Early directories only list the principal inhabitants of an area, that is the gentry and farmers, plus a trade list including the kind of people to be found in the Yellow Pages today (shopkeepers, blacksmiths, carpenters, innkeepers etc.). This means that almost all the women and about four-fifths of the men (the labourers) will be missing. It is not until the 1930s that Kelly’s Directory started to include every householder. Here are the entries from two early directories of Headington:
Log books of Headington schools
School log books became compulsory in 1864, and are a valuable source of information. Most of the Headington logbooks have survived:
Detailed Headington maps: 1876, 1898, 1921, 1939
Copies of the above large-scale Ordnance Survey maps of Headington (which show every house) are available in the Oxfordshire History Centre in Cowley. They also have more OS modern maps, but only the above four maps are copyright-free.

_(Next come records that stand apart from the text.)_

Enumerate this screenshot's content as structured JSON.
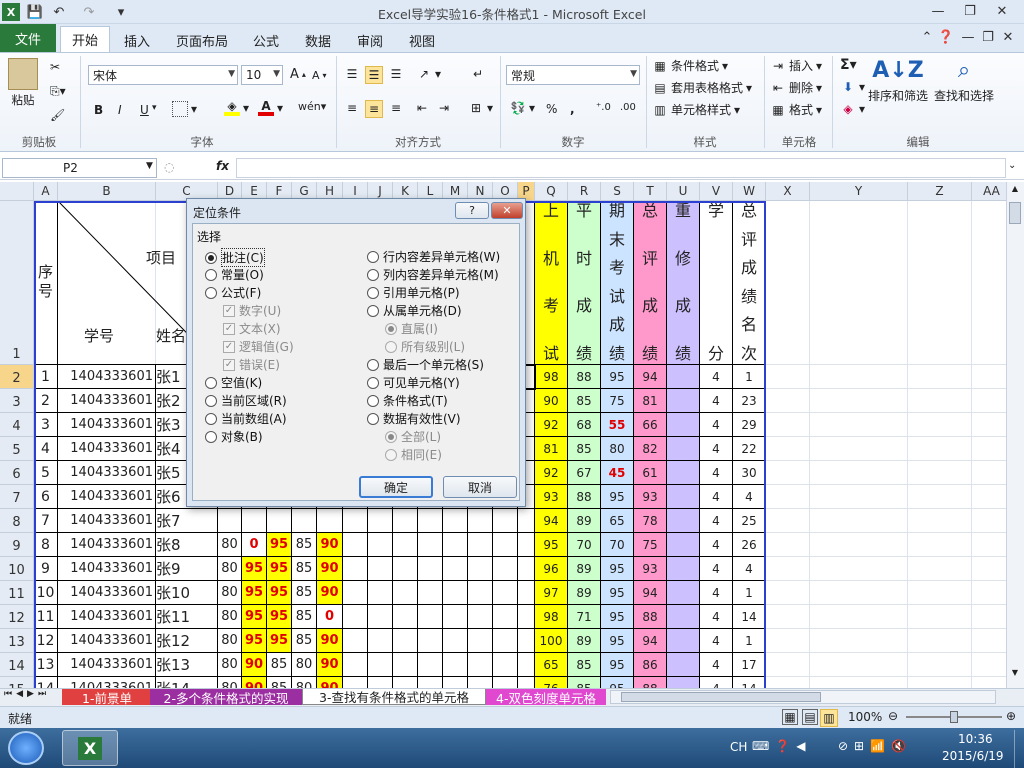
{
  "window": {
    "title": "Excel导学实验16-条件格式1 - Microsoft Excel"
  },
  "qat": {
    "save": "save-icon",
    "undo": "undo-icon",
    "redo": "redo-icon"
  },
  "tabs": {
    "file": "文件",
    "home": "开始",
    "insert": "插入",
    "layout": "页面布局",
    "formulas": "公式",
    "data": "数据",
    "review": "审阅",
    "view": "视图"
  },
  "ribbon": {
    "clipboard": {
      "label": "剪贴板",
      "paste": "粘贴"
    },
    "font": {
      "label": "字体",
      "name": "宋体",
      "size": "10",
      "bold": "B",
      "italic": "I",
      "underline": "U"
    },
    "alignment": {
      "label": "对齐方式"
    },
    "number": {
      "label": "数字",
      "format": "常规"
    },
    "styles": {
      "label": "样式",
      "cond": "条件格式",
      "table": "套用表格格式",
      "cell": "单元格样式"
    },
    "cells": {
      "label": "单元格",
      "insert": "插入",
      "delete": "删除",
      "format": "格式"
    },
    "editing": {
      "label": "编辑",
      "sort": "排序和筛选",
      "find": "查找和选择"
    }
  },
  "formula": {
    "namebox": "P2",
    "fx": "fx",
    "value": ""
  },
  "grid": {
    "columns": [
      "A",
      "B",
      "C",
      "D",
      "E",
      "F",
      "G",
      "H",
      "I",
      "J",
      "K",
      "L",
      "M",
      "N",
      "O",
      "P",
      "Q",
      "R",
      "S",
      "T",
      "U",
      "V",
      "W",
      "X",
      "Y",
      "Z",
      "AA"
    ],
    "selected_column": "P",
    "selected_row": "2",
    "rows": [
      "1",
      "2",
      "3",
      "4",
      "5",
      "6",
      "7",
      "8",
      "9",
      "10",
      "11",
      "12",
      "13",
      "14",
      "15"
    ],
    "header": {
      "seq": "序号",
      "item": "项目",
      "sid": "学号",
      "name": "姓名",
      "q": "上机考试",
      "r": "平时成绩",
      "s": "期末考试成绩",
      "t": "总评成绩",
      "u": "重修成绩",
      "v": "学分",
      "w": "总评成绩名次"
    },
    "data": [
      [
        "1",
        "1404333601",
        "张1",
        "",
        "",
        "",
        "",
        "",
        "98",
        "88",
        "95",
        "94",
        "",
        "4",
        "1"
      ],
      [
        "2",
        "1404333601",
        "张2",
        "",
        "",
        "",
        "",
        "",
        "90",
        "85",
        "75",
        "81",
        "",
        "4",
        "23"
      ],
      [
        "3",
        "1404333601",
        "张3",
        "",
        "",
        "",
        "",
        "",
        "92",
        "68",
        "55",
        "66",
        "",
        "4",
        "29"
      ],
      [
        "4",
        "1404333601",
        "张4",
        "",
        "",
        "",
        "",
        "",
        "81",
        "85",
        "80",
        "82",
        "",
        "4",
        "22"
      ],
      [
        "5",
        "1404333601",
        "张5",
        "",
        "",
        "",
        "",
        "",
        "92",
        "67",
        "45",
        "61",
        "",
        "4",
        "30"
      ],
      [
        "6",
        "1404333601",
        "张6",
        "",
        "",
        "",
        "",
        "",
        "93",
        "88",
        "95",
        "93",
        "",
        "4",
        "4"
      ],
      [
        "7",
        "1404333601",
        "张7",
        "",
        "",
        "",
        "",
        "",
        "94",
        "89",
        "65",
        "78",
        "",
        "4",
        "25"
      ],
      [
        "8",
        "1404333601",
        "张8",
        "80",
        "0",
        "95",
        "85",
        "90",
        "95",
        "70",
        "70",
        "75",
        "",
        "4",
        "26"
      ],
      [
        "9",
        "1404333601",
        "张9",
        "80",
        "95",
        "95",
        "85",
        "90",
        "96",
        "89",
        "95",
        "93",
        "",
        "4",
        "4"
      ],
      [
        "10",
        "1404333601",
        "张10",
        "80",
        "95",
        "95",
        "85",
        "90",
        "97",
        "89",
        "95",
        "94",
        "",
        "4",
        "1"
      ],
      [
        "11",
        "1404333601",
        "张11",
        "80",
        "95",
        "95",
        "85",
        "0",
        "98",
        "71",
        "95",
        "88",
        "",
        "4",
        "14"
      ],
      [
        "12",
        "1404333601",
        "张12",
        "80",
        "95",
        "95",
        "85",
        "90",
        "100",
        "89",
        "95",
        "94",
        "",
        "4",
        "1"
      ],
      [
        "13",
        "1404333601",
        "张13",
        "80",
        "90",
        "85",
        "80",
        "90",
        "65",
        "85",
        "95",
        "86",
        "",
        "4",
        "17"
      ],
      [
        "14",
        "1404333601",
        "张14",
        "80",
        "90",
        "85",
        "80",
        "90",
        "76",
        "85",
        "95",
        "88",
        "",
        "4",
        "14"
      ]
    ]
  },
  "dialog": {
    "title": "定位条件",
    "group": "选择",
    "left": [
      "批注(C)",
      "常量(O)",
      "公式(F)",
      "数字(U)",
      "文本(X)",
      "逻辑值(G)",
      "错误(E)",
      "空值(K)",
      "当前区域(R)",
      "当前数组(A)",
      "对象(B)"
    ],
    "right": [
      "行内容差异单元格(W)",
      "列内容差异单元格(M)",
      "引用单元格(P)",
      "从属单元格(D)",
      "直属(I)",
      "所有级别(L)",
      "最后一个单元格(S)",
      "可见单元格(Y)",
      "条件格式(T)",
      "数据有效性(V)",
      "全部(L)",
      "相同(E)"
    ],
    "ok": "确定",
    "cancel": "取消",
    "help": "?",
    "close": "✕"
  },
  "sheets": [
    "1-前景单",
    "2-多个条件格式的实现",
    "3-查找有条件格式的单元格",
    "4-双色刻度单元格"
  ],
  "status": {
    "ready": "就绪",
    "zoom": "100%"
  },
  "taskbar": {
    "ime": "CH",
    "time": "10:36",
    "date": "2015/6/19"
  },
  "colors": {
    "yellow": "#ffff00",
    "green": "#ccffcc",
    "blue": "#cce4ff",
    "pink": "#ff99cc",
    "purple": "#ccc0ff",
    "red": "#e00000",
    "border": "#2b3fd1"
  }
}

Finally, although it’s a bit of a long shot, don’t forget published diaries!
Top twenty Headington surnames in 1891
In 1891, the three Headington villages had a total population of 3005. Here are the top twenty names (number of people with the name given in brackets):
Morris[s] (117); Coppock (107); Taylor (85); Cooper (70); Jacob[s] (68); Smith (65); Jones (58); Horwood (47); Kimber (45); Webb (44); Gard[e]ner (43); Bushnell (42); Adams (41); Trafford (40); Tolley (36); Bateman (35); Goodgame (33); Ward (31); Clark[e] (28); Louch (27)
Specific Headington surnames
- Coppock: Dave Coppock is an expert on genealogy of the Coppock family of Headington Quarry, and is very happy to answer any questions about them.
- Goodgame: see the Goodgame section on Thomas Robinson’s site (also has Coppocks and Traffords)
- Hedges is a name often found in Headington
- Louch: here are some family photographs waiting to be identified
- Morris: Here is a brief Morris pedigree, drawn up for William Morris (Lord Nuffield), but as his father came from Witney, he was not related to the Headington Morrises. You are more likely to be related if you have his mother’s surname, Pether
- Tolley: every member of the Tolley family of Headington is descended from one man, Samuel Tolley alias James (1774–1835), who had five sons by his two wives
For pages of Oxford History including house biographies and lists
of people in directories, please go to www.oxfordhistory.org.uk
Holy Trinity Church in Headington Quarry in the early twentieth century, when many of the graves still looked new
Image contributed by Ian Garrett